- High self-esteem and self- confidence
- General happiness and motivation
- Less challenging behaviors to occur
- Able to cope with strong emotions (anger, frustration, worry, hurt)
- Reduced symptoms of anxiety and depression during adolescence
- Reduced symptoms of stress, especially in school
- Increased emotion regulation and social skills
- Strong ability to resist negative peer influences among teenagers
Take home message
Positive parenting is an effective style that can be suitable for most parents and children. I say most because it is important to look at how culture plays a role in raising a child. Parenting styles and how a child ‘should’ be raised will differ from country to country.
Nevertheless, it essential for parents to understand that they are never alone. Whatever the challenge, there is a community of parents who are faced with the same issues. Don’t be afraid or ashamed to reach out to parent support groups.
Positive parenting helps to empower children to reach their full potential as resilient and fulfilled individuals. The child is raised in a warm, caring, loving, disciplined, and nurturing environment. With positive parenting, you are teachers, leaders, and positive role models for your child.
- Bi, X.; Yang, Y.; Li, H.; Wang, M.; Zhang, W.; Deater-Deckard, K. Parenting styles and parent–adolescent relationships: The mediating roles of behavioral autonomy and parental authority. Front. Psychol. 2018, 9, 2187
- Discipline. (2020). Merriam-Webster. https://www.merriam-webster.com/dictionary/discipline
- Seay, A., Freysteinson, W. M., & McFarlane, J. (2014). Positive parenting.
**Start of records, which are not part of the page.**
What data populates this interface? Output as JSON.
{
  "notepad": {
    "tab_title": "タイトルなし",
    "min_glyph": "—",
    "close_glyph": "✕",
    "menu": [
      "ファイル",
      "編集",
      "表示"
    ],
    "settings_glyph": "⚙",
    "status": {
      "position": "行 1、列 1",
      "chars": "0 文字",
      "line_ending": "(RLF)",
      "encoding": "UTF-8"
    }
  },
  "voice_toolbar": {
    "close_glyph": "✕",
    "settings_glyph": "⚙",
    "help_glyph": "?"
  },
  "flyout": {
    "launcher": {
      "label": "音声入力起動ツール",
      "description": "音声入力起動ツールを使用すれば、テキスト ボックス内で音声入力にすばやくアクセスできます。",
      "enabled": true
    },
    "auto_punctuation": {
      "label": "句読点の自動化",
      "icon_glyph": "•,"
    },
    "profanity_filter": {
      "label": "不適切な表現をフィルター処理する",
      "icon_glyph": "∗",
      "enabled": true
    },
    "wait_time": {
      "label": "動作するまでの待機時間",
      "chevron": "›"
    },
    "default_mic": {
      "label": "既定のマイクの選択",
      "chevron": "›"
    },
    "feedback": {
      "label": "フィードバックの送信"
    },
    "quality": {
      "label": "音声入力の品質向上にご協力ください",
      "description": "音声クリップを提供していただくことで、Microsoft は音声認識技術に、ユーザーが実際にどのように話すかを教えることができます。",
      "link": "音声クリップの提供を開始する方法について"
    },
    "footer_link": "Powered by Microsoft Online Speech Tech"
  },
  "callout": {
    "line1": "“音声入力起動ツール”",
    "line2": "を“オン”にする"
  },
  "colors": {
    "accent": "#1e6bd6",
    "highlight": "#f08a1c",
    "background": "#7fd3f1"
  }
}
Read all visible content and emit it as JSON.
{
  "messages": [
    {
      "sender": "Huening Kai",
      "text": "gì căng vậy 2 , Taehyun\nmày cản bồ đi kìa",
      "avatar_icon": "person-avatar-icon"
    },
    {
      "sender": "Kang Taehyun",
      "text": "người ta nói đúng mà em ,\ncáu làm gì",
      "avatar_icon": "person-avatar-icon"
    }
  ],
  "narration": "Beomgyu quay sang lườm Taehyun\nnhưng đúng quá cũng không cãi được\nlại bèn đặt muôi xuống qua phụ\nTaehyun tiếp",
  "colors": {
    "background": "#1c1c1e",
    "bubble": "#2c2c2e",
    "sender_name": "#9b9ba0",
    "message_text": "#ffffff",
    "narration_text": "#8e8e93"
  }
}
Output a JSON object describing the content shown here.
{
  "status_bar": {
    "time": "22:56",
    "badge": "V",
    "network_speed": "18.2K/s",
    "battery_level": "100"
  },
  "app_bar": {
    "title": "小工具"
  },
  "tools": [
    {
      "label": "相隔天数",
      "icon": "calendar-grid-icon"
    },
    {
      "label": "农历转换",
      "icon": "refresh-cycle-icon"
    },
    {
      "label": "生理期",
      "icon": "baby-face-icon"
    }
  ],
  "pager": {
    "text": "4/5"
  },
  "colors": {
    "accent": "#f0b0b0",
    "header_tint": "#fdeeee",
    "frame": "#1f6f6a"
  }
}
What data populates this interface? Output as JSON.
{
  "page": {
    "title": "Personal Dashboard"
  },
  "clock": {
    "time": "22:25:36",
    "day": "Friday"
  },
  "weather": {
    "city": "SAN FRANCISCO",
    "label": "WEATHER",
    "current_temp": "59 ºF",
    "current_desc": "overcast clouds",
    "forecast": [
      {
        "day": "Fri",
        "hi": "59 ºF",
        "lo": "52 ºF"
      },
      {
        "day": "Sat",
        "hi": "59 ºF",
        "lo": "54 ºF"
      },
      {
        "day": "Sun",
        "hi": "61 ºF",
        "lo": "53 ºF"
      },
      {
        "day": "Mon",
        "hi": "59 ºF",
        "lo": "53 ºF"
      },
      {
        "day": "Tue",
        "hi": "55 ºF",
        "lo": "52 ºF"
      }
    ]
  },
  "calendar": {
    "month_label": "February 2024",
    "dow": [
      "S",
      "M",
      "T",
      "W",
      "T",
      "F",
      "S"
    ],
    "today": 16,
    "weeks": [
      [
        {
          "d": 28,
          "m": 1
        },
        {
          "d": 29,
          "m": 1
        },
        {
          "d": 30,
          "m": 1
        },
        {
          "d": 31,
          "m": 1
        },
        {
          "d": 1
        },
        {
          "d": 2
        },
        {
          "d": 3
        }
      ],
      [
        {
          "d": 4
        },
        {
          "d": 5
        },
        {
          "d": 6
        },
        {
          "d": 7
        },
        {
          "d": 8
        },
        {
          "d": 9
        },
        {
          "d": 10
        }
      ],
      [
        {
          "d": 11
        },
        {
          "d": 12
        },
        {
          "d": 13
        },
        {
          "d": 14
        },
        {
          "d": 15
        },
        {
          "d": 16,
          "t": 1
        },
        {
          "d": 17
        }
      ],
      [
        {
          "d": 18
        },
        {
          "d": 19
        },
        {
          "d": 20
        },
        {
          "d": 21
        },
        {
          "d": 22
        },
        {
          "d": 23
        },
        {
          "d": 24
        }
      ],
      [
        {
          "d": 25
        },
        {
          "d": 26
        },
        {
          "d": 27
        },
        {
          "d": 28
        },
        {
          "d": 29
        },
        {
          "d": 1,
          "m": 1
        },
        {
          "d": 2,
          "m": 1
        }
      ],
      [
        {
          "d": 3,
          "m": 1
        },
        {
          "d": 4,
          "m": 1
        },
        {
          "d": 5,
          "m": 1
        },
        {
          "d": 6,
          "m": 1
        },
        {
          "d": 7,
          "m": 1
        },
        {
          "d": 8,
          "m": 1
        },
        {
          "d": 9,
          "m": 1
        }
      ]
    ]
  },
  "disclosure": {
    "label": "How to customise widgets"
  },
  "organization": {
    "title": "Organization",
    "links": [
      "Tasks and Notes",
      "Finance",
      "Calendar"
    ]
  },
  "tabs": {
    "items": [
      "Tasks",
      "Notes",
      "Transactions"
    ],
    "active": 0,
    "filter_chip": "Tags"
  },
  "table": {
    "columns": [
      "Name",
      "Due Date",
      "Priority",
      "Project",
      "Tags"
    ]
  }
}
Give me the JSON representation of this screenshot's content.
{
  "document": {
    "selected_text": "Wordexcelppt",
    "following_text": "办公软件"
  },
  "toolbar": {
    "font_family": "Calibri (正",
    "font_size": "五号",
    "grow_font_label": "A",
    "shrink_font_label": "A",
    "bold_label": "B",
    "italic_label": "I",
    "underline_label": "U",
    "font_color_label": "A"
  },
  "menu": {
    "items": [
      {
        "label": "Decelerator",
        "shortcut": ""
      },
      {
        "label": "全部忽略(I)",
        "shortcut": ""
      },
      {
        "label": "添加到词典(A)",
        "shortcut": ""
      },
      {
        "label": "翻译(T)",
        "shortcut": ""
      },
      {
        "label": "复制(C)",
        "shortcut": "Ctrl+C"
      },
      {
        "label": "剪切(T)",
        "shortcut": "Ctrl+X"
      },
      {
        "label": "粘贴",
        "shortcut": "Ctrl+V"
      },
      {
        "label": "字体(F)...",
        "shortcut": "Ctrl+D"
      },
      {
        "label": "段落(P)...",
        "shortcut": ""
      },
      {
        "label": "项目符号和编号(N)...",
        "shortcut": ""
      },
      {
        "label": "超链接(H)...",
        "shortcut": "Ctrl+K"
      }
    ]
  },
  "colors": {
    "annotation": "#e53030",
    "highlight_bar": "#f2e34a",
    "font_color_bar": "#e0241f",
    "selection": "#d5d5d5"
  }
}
Nursing Forum, 49(3), 200–208
- The Gottam Institute. (2012). An introduction to emotion coaching. https://www.gottman.com/blog/an-introduction-to-emotion-coaching/